### TASK INSTRUCTIONS
Lines holding the string "Email" are the ones to copy; find them all in the data.

+===+

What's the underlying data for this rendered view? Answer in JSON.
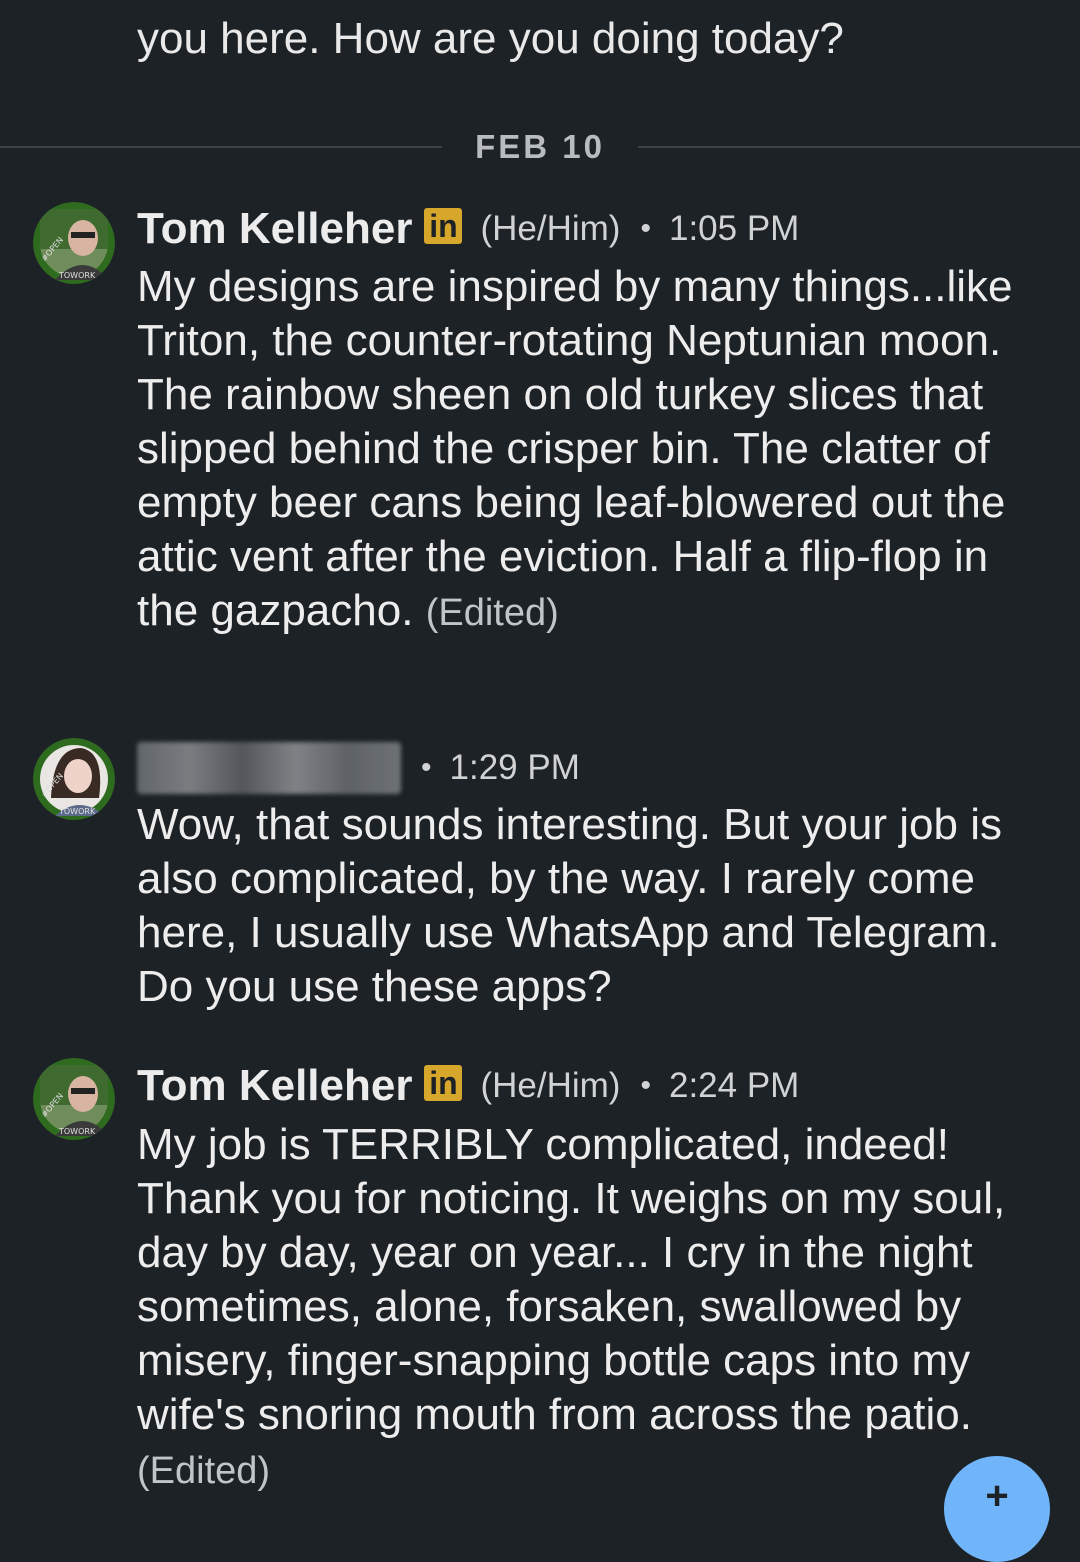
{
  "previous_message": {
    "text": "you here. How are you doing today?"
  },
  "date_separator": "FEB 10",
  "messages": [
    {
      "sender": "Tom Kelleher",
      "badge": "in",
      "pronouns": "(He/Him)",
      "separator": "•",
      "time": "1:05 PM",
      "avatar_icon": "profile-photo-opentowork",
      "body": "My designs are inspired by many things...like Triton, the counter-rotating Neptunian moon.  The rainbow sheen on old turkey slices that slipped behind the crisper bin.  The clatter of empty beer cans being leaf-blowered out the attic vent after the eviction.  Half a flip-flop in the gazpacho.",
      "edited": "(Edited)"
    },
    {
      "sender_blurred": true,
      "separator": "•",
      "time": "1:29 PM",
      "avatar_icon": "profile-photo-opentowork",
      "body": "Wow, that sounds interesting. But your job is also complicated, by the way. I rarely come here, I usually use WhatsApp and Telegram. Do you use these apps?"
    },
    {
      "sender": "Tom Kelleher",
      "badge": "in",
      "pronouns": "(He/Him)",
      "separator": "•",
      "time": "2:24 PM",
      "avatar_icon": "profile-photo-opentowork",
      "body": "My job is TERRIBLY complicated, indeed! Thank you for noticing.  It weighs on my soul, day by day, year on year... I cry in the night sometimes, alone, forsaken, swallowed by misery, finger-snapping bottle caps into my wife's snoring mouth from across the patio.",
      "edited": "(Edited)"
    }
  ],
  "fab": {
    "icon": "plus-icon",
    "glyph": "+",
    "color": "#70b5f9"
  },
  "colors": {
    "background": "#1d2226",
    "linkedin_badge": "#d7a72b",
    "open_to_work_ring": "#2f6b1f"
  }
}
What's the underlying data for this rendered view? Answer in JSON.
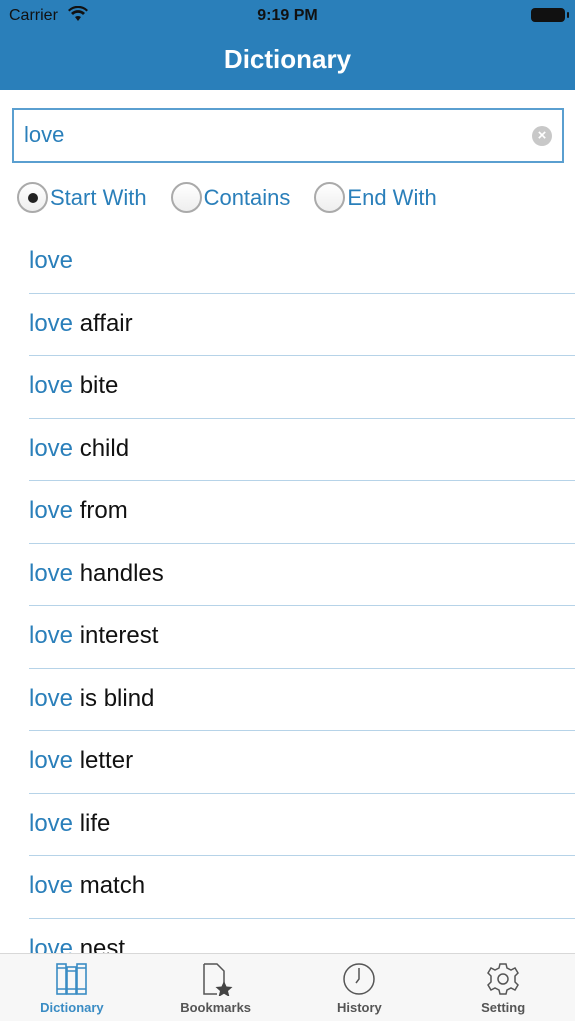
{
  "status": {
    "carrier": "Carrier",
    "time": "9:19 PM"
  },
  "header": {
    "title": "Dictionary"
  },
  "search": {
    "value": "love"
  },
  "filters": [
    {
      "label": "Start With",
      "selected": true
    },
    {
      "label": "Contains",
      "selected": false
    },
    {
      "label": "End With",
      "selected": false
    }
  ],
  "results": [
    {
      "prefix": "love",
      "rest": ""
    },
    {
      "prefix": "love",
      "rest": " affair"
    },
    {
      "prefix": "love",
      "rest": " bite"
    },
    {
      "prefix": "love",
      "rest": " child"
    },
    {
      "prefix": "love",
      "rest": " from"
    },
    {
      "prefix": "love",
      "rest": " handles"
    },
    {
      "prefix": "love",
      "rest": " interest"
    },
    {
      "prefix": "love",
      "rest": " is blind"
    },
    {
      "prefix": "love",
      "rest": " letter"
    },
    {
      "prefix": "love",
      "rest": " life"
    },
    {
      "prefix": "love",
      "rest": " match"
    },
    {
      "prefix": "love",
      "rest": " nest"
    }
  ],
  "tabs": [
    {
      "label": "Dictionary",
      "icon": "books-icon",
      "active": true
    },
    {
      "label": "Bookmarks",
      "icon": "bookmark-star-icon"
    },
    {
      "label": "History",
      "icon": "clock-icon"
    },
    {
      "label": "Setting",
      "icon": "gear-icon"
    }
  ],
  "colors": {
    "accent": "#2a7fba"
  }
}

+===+

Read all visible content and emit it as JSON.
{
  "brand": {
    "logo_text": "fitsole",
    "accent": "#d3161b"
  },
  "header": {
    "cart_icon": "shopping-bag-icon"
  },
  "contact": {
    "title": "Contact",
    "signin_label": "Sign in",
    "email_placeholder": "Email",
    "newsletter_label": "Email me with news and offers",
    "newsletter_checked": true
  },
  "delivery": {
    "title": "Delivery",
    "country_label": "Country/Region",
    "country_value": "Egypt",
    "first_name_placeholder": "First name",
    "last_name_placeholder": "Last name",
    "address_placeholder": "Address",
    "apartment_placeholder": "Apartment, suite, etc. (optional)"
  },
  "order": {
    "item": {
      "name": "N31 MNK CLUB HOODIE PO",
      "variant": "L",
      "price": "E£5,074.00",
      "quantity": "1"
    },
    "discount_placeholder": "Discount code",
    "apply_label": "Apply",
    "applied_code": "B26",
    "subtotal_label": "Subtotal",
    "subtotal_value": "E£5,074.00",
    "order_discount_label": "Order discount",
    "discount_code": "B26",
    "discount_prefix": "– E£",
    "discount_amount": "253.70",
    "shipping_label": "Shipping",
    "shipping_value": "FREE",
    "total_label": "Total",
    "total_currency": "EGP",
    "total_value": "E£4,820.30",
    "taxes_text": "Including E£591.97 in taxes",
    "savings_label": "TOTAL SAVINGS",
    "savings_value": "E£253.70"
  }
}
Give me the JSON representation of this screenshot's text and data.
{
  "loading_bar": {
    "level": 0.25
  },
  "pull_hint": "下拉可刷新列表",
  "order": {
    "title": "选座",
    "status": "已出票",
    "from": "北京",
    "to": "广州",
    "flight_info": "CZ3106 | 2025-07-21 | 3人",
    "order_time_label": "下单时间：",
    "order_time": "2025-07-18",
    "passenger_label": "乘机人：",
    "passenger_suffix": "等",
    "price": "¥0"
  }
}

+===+

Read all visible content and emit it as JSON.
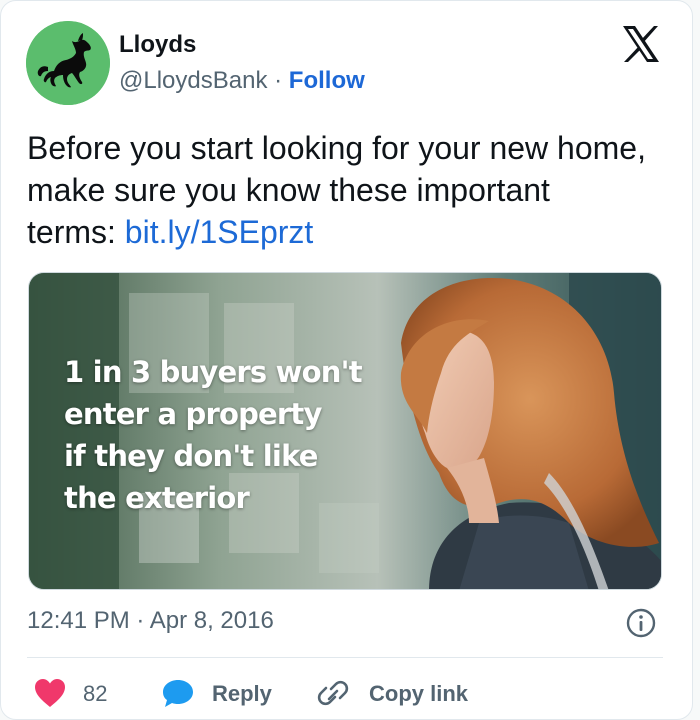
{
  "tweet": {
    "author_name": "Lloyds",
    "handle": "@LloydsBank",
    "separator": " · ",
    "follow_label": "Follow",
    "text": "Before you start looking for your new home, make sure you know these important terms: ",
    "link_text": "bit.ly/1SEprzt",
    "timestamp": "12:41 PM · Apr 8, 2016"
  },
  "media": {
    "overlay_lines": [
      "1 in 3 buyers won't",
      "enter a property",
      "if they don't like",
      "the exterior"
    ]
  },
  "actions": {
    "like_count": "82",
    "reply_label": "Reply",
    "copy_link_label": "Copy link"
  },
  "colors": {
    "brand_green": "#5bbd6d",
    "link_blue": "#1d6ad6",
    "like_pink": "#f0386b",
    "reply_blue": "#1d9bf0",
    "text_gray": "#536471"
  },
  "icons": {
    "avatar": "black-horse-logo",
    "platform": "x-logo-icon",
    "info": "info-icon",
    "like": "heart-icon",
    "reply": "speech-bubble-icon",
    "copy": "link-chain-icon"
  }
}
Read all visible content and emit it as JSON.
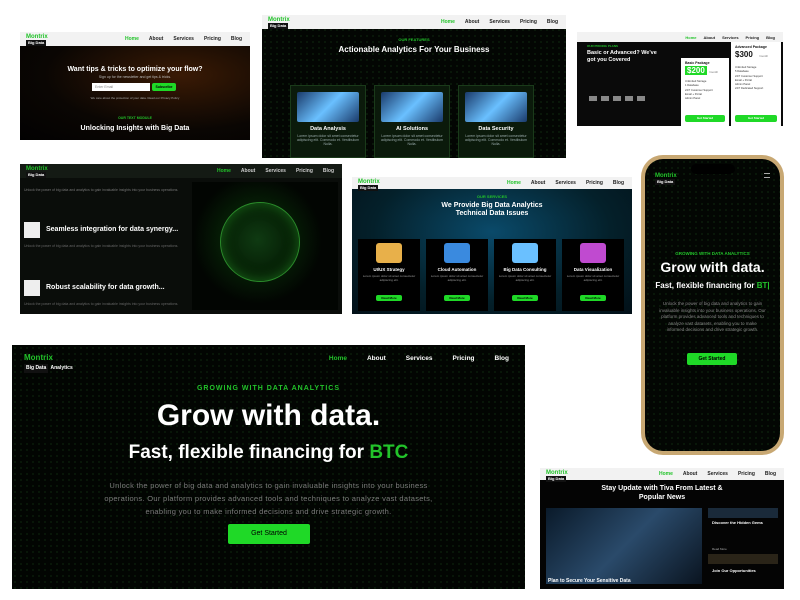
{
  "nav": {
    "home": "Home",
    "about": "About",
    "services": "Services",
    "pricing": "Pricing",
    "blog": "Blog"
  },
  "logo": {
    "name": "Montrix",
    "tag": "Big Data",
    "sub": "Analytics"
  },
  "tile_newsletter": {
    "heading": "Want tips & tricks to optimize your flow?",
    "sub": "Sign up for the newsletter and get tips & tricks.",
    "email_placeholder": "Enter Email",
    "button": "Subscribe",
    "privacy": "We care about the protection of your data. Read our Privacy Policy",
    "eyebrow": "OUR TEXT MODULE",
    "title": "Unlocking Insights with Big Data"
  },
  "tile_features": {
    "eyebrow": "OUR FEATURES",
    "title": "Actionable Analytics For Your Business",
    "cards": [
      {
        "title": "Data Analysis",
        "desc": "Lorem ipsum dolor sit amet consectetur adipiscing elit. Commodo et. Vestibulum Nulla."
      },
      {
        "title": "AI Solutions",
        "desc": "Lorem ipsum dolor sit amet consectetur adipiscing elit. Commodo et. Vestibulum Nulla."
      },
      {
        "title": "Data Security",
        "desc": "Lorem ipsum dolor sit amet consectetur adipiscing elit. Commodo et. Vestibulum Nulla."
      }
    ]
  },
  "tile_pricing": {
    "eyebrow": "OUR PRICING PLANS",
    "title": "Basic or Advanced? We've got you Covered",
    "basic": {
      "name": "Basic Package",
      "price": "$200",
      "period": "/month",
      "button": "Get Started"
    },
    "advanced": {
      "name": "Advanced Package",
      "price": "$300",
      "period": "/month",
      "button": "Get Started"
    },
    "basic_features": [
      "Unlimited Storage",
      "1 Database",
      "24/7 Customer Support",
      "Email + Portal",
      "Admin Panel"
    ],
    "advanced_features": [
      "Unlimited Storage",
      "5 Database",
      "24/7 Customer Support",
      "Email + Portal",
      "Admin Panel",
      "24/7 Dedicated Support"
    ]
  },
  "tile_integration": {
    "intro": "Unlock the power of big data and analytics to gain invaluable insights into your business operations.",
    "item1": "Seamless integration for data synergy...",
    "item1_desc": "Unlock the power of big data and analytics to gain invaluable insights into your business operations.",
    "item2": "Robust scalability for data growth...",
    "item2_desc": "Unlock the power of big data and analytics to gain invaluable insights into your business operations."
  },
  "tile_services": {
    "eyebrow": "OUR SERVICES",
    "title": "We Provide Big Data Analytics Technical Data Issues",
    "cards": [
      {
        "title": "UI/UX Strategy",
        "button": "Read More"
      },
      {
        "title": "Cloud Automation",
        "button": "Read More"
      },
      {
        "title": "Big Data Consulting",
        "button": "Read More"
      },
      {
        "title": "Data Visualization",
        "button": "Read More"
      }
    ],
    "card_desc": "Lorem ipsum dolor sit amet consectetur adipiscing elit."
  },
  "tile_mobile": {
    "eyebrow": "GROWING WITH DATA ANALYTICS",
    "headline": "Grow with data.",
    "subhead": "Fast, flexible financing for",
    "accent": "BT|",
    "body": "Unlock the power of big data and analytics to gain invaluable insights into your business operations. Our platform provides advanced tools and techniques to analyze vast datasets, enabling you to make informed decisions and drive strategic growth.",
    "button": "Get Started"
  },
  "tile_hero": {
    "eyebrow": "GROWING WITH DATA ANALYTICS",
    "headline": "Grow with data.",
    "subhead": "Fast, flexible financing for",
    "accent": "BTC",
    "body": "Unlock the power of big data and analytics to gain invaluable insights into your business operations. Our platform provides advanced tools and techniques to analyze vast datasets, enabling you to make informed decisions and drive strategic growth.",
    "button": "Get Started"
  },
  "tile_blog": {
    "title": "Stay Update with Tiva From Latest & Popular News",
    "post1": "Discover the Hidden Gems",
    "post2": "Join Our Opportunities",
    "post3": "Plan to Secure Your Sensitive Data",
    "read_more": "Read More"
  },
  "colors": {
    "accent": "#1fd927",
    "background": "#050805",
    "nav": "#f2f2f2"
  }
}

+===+

### EXPECTED OUTPUT
    "email_placeholder": "Email",
    "newsletter_label": "Email me with news and offers",
    "email_placeholder": "Enter Email",
      "Email + Portal",
      "Email + Portal",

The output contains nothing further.